■ Task objective
Every line below that has the word "watermark" counts once; report how many lines that makes, with no other words.

===== Exercise materials

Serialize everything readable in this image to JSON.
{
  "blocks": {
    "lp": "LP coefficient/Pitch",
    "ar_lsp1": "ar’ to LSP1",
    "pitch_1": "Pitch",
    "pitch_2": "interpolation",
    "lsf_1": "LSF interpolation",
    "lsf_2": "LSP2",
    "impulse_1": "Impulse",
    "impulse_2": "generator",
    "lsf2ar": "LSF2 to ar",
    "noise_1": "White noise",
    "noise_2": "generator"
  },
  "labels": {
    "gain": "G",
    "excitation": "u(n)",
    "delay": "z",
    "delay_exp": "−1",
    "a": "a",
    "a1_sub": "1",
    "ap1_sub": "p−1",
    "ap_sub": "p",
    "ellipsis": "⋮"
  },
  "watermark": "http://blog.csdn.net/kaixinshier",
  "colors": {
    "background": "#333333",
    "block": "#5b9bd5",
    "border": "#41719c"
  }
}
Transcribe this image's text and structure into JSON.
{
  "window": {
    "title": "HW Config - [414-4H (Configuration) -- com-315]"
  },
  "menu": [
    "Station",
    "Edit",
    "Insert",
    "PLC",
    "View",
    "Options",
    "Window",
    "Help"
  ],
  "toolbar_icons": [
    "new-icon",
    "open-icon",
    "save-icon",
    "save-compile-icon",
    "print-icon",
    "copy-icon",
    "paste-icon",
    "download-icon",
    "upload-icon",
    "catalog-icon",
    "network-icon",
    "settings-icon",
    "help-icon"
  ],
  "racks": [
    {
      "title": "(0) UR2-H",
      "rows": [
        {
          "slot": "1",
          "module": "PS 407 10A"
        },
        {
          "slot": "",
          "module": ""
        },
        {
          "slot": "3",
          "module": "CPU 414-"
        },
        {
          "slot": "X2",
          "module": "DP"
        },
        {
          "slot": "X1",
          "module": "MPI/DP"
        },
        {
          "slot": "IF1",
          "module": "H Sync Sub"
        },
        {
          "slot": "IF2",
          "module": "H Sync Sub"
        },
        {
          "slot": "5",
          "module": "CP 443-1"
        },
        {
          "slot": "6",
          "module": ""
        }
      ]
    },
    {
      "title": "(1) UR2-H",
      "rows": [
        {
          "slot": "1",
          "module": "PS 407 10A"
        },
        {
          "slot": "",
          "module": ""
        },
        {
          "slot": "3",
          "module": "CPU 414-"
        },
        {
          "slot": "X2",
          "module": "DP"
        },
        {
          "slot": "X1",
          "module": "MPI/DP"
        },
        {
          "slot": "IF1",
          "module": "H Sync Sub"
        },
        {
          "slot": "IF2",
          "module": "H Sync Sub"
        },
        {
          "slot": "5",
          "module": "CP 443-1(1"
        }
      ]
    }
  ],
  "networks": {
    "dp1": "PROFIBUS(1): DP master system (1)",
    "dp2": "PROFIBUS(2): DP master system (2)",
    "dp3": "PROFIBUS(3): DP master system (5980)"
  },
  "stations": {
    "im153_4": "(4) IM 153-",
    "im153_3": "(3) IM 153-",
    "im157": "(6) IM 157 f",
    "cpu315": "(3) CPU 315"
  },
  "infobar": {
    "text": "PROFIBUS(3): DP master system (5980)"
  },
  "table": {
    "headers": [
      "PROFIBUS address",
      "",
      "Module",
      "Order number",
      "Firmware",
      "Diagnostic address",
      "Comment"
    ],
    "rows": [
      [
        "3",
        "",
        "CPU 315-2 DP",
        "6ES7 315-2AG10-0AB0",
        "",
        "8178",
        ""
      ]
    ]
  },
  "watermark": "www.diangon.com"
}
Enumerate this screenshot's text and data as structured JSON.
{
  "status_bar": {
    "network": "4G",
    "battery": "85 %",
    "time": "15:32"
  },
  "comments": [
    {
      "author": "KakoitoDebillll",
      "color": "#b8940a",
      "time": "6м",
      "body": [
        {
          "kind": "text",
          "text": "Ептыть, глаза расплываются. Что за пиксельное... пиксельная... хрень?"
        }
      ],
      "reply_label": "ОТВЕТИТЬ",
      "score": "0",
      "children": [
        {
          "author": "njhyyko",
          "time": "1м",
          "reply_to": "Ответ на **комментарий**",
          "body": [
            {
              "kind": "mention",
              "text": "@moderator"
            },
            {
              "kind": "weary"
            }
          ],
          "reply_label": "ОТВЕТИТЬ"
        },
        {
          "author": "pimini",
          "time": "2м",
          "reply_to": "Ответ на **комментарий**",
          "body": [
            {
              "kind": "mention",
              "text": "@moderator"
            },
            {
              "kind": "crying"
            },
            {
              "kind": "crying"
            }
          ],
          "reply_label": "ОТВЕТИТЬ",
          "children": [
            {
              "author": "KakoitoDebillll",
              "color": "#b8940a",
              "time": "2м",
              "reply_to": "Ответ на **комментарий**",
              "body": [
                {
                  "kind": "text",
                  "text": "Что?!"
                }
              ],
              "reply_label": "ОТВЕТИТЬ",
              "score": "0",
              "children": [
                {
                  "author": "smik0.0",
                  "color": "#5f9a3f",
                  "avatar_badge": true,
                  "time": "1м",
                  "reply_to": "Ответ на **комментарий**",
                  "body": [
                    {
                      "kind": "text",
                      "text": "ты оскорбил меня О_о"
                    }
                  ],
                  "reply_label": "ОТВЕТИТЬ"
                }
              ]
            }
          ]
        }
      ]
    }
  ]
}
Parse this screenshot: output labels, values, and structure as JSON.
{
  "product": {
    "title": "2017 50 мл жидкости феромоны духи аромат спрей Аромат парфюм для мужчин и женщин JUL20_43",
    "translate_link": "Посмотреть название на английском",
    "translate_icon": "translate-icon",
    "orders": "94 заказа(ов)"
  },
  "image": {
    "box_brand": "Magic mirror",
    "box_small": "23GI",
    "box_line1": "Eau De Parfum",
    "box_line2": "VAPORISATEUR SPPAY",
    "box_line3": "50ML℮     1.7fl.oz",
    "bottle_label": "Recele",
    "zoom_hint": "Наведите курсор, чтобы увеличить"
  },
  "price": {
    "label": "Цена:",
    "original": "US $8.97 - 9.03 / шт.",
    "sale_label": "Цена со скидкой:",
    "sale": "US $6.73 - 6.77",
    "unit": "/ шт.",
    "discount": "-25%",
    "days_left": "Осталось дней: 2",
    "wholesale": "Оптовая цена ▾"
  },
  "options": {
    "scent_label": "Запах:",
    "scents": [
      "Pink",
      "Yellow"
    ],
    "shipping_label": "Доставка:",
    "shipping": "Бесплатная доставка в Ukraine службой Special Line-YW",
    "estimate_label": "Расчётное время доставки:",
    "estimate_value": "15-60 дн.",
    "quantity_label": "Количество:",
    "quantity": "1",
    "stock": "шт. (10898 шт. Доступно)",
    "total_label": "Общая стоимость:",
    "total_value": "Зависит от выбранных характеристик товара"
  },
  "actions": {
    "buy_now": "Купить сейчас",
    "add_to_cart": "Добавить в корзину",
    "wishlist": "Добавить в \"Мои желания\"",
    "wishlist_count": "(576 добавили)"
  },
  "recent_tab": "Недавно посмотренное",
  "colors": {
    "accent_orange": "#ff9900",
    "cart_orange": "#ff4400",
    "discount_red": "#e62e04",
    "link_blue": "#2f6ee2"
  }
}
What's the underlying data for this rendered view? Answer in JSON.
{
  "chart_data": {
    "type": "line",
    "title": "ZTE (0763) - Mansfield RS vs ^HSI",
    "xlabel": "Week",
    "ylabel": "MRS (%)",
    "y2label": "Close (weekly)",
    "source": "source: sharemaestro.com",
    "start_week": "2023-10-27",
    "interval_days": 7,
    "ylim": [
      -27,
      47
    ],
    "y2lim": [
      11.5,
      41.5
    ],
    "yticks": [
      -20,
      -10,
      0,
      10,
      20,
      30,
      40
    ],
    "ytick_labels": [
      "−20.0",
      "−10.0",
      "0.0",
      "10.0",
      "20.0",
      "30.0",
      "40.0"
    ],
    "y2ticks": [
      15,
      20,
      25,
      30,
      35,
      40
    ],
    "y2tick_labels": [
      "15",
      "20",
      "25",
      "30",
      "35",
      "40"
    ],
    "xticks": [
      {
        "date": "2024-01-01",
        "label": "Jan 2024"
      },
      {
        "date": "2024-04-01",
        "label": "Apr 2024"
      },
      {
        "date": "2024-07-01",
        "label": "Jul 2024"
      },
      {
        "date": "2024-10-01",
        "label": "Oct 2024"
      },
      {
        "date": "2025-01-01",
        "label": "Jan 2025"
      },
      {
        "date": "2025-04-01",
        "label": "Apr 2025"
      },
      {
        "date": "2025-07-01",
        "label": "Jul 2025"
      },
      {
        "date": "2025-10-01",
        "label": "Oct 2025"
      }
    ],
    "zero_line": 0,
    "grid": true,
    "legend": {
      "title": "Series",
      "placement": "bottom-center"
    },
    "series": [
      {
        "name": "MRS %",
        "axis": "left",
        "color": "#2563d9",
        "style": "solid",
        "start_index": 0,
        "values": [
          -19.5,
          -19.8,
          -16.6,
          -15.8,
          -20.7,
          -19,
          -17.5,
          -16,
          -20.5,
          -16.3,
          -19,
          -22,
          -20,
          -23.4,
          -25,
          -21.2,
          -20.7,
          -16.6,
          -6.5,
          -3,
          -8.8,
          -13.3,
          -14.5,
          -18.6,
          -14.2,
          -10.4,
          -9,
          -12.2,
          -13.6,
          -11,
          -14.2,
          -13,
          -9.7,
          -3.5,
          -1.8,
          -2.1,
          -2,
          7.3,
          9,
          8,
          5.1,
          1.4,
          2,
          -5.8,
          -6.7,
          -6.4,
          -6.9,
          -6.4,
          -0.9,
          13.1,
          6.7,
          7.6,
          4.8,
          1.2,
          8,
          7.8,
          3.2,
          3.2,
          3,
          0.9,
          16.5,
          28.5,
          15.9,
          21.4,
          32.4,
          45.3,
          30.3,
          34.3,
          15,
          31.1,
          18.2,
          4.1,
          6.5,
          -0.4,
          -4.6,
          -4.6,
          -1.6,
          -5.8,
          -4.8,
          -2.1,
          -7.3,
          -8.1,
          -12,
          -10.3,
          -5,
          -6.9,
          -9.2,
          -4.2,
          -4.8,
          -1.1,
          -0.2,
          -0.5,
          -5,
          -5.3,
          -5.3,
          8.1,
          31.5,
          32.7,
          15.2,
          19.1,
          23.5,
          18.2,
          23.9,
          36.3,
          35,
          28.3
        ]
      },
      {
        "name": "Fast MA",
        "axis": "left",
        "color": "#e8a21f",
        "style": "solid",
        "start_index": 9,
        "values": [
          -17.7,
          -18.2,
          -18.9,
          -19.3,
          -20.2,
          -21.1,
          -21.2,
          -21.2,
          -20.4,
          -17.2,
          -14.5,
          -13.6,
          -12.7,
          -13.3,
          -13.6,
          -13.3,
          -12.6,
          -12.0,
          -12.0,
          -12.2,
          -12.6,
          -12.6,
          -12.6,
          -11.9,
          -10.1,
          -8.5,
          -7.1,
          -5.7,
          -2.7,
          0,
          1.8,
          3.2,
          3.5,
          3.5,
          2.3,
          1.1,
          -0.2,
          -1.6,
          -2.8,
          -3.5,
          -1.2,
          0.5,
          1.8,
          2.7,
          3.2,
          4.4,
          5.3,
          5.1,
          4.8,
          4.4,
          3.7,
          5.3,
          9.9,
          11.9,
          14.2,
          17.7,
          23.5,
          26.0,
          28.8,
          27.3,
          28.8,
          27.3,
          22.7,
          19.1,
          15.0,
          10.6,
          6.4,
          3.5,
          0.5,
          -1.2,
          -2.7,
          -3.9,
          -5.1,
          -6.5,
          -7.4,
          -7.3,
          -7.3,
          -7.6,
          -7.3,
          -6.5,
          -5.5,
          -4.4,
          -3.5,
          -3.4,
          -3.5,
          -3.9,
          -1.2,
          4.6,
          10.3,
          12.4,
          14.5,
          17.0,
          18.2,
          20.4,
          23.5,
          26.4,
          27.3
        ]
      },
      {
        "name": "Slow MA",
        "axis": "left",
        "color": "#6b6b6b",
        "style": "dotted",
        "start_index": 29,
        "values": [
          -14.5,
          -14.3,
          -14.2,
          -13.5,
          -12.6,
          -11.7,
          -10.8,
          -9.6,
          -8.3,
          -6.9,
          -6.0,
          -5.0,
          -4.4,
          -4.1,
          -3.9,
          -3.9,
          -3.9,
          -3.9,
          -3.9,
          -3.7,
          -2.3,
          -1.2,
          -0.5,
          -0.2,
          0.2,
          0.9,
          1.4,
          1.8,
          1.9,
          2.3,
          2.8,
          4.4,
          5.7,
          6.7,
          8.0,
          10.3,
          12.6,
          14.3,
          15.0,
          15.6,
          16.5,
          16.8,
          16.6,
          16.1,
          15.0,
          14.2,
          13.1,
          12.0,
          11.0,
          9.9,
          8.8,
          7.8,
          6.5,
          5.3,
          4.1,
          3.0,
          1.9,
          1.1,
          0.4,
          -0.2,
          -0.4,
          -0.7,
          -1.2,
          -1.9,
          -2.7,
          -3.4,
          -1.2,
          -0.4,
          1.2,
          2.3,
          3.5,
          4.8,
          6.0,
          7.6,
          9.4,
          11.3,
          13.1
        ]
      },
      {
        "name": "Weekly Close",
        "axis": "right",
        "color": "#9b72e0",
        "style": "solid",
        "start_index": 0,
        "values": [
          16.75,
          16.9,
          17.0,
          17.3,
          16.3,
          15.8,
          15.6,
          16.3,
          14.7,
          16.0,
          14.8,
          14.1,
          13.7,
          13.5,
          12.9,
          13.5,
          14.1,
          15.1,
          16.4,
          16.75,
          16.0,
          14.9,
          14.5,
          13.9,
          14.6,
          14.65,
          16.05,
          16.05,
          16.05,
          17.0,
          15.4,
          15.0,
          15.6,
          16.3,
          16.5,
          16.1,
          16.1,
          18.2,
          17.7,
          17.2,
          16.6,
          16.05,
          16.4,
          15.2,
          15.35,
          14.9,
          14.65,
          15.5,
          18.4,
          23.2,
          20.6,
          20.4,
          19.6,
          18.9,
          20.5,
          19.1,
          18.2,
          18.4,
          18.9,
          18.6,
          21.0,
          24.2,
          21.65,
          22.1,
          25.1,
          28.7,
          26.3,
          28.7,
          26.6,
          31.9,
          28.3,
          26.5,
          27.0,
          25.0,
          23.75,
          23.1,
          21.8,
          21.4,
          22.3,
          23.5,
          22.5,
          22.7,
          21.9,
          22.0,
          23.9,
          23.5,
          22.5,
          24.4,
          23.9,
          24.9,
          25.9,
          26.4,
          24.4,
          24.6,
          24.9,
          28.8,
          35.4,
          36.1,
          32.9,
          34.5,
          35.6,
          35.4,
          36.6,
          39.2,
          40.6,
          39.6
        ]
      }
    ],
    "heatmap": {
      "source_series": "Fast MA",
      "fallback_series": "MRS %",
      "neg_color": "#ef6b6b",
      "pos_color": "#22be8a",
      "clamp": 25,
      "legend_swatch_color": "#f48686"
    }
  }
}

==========

■ Result
2